RECORDS SUPPLIED Start Marker

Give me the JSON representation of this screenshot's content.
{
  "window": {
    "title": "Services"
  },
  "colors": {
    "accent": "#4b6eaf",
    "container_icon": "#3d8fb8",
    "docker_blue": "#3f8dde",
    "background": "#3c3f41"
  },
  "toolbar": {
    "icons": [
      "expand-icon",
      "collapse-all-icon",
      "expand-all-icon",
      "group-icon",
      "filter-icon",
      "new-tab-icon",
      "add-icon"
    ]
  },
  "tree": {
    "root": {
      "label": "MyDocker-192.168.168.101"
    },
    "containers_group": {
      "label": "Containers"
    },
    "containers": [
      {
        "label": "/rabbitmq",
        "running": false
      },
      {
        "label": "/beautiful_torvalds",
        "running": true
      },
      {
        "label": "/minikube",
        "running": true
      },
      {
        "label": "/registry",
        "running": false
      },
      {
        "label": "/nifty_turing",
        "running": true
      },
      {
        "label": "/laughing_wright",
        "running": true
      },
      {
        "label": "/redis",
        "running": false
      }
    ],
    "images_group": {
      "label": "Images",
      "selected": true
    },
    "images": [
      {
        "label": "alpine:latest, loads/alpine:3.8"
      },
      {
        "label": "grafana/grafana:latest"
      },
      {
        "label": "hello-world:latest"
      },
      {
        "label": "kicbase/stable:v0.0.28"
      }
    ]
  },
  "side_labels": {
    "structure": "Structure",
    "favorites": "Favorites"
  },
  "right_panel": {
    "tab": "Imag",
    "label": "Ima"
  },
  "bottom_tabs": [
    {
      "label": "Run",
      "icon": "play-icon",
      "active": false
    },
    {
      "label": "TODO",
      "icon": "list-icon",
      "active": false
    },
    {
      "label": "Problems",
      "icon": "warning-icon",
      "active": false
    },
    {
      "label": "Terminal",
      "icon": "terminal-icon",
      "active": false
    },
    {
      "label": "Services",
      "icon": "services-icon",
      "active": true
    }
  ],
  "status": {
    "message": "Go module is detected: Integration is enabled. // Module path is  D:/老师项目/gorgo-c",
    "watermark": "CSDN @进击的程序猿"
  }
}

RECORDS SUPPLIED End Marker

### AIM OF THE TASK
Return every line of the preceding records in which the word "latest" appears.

### RESULT
        "label": "alpine:latest, loads/alpine:3.8"
        "label": "grafana/grafana:latest"
        "label": "hello-world:latest"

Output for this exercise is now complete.